MEMPHIS, Tenn. (WMC) - Visitors of The South Memphis Farmers Market call it an oasis for the community that’s making miracles happen and changing lives.
Green tomatoes, red tomatoes, heirloom tomatoes, cucumbers, peaches. Take your pick. All things nourishing, fresh and local can be found at the corner of Mississippi Boulevard and South Parkway East.
Behind the tents, sweet potatoes, and juicy watermelons of the South Memphis Farmers Market is a journey rooted in the heart and soul of the 38106 zip code.
”Our motto is restore, renew and reveal, and that’s people and places,” explained Roshun Austin, the President and CEO of The Works, Incorporated Community Development Corporation that runs the market.
The residents came up with the concept of the South Memphis Farmers Market. Each year, neighbors choose the vendors and operating hours.
It also gives local farmers an outlet to sell their bounties.
”A wonderful opportunity to get fresh produce and quality produce,” explained Glimp, Tennessee Farmer Debra Lockard. “It’s in the unincorporated area of Tennessee off Highway 87 at the second fork in the road.”
Lockard says she prayed to become a farmer at the ripe age of five.
“Now this dream has come true for me,” said Lockard.

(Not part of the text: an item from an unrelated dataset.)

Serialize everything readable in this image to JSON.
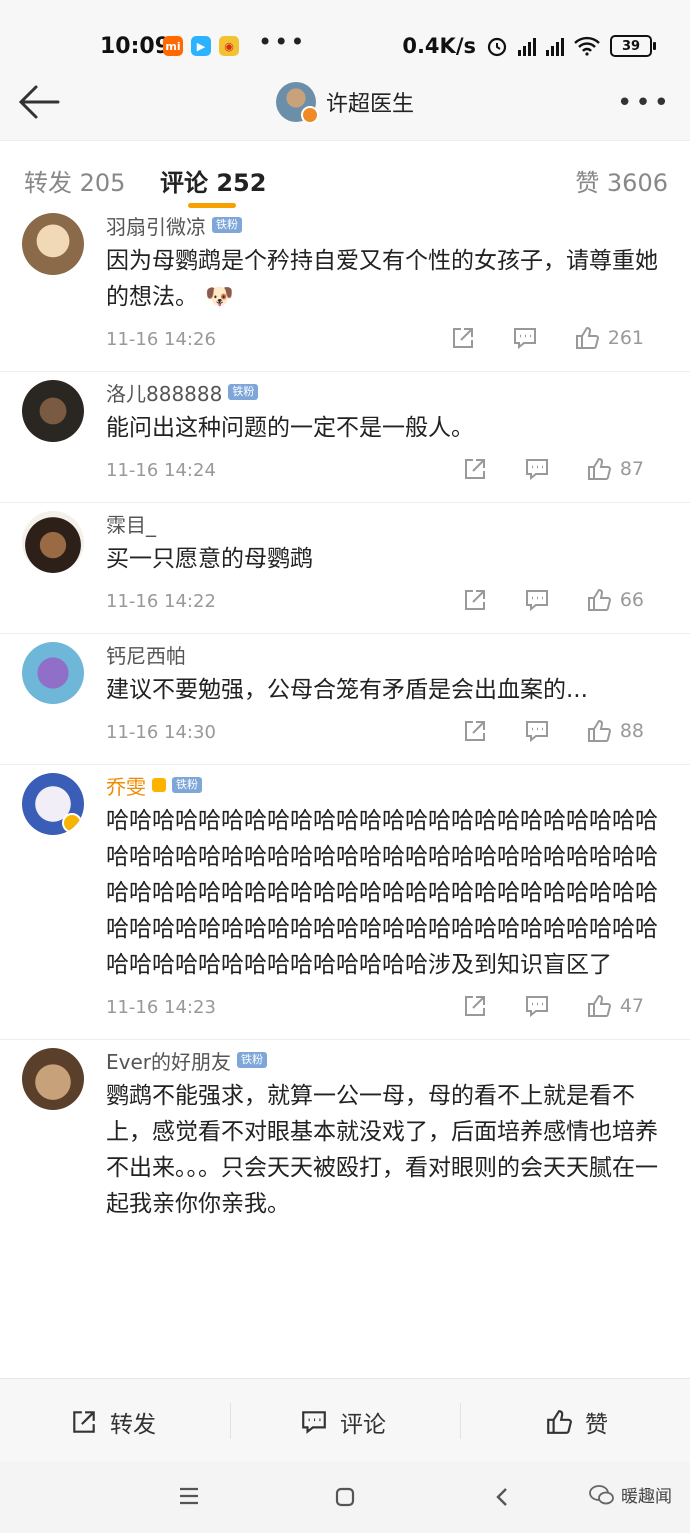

The 2019 Lauderdale County Tomato Farmer of the Year has been selling produce six years on this corner from her family’s 90-year-old farm.
“Everything that I grow is in memory of my parents and grandparents,” said Lockard.
The people at the market have become like family.
”You care so that means you’re taking people to the hospital, we are going to funerals we are making sure kids have their uniforms for schools, so it’s more than just about food,” said Austin.
It all began when residents already struggling with transportation issues identified the nearest grocer was miles away from their USDA-certified food desert.
Their corner stores are convenient, but lack fresh food.
”Catching the bus back and forth to the store,” neighbor Durrell Brown recollected.
He used to commute an hour to and from the market for groceries before the farmers market opened in 2008.
”Now it’s right around the corner,” he said.
In addition to the outdoor vendors, The Grocer at the Farmers Market sells produce, dry goods, dairy and everything else you’d find in a small grocery store.
”I always describe our store more like a different time and place, like a 1940s general store but you know everybody and you know a lot about their families,” said Austin.
When studies revealed 38106 has the lowest life expectancy in Memphis due, in part, to diet-related disorders, The Works opened a nutrition lab.
”Cooking Matters is a six-week course, two hours each time, free to participants, but it teaches them how to prepare food healthier, to maximize their food budget and minimize waste,” explained Austin.
They also partner with Methodist University Hospital – Methodist LeBonheur Healthcare to teach classes for diseases linked to poor nutrition.
Durrell, a diabetic, took the course. He says it changed his life.
They even have their own bicycle club to get neighbors moving.
”We have a great sense of community here,” smiled Austin.
Brown, a former security guard, became such a regular that the market asked if he wanted a job, and after tragedy struck when Brown’s wife passed away, managers offered him more hours to keep his mind off of his loss.
Now, Durrell is the assistant manager of the farmers market.
”I made it. I’m 51-years-old now,” he said. “I’m surrounded around good people.”
As they say, it takes a village.
”These are our neighbors and we love them,” said Austin.
The farmers market is a true source of pride for the 38106. During the 2020 pandemic, the market has been a lifeline for South Memphis delivering food for 15 weeks to neighbors at no cost.
Last season, they hosted 14 outdoor markets serving nearly 5,000 visitors, as the 5-star destination has become a beacon of light for people living in the surrounding neighborhood.
Click here for their hours of operation: http://somefm.org.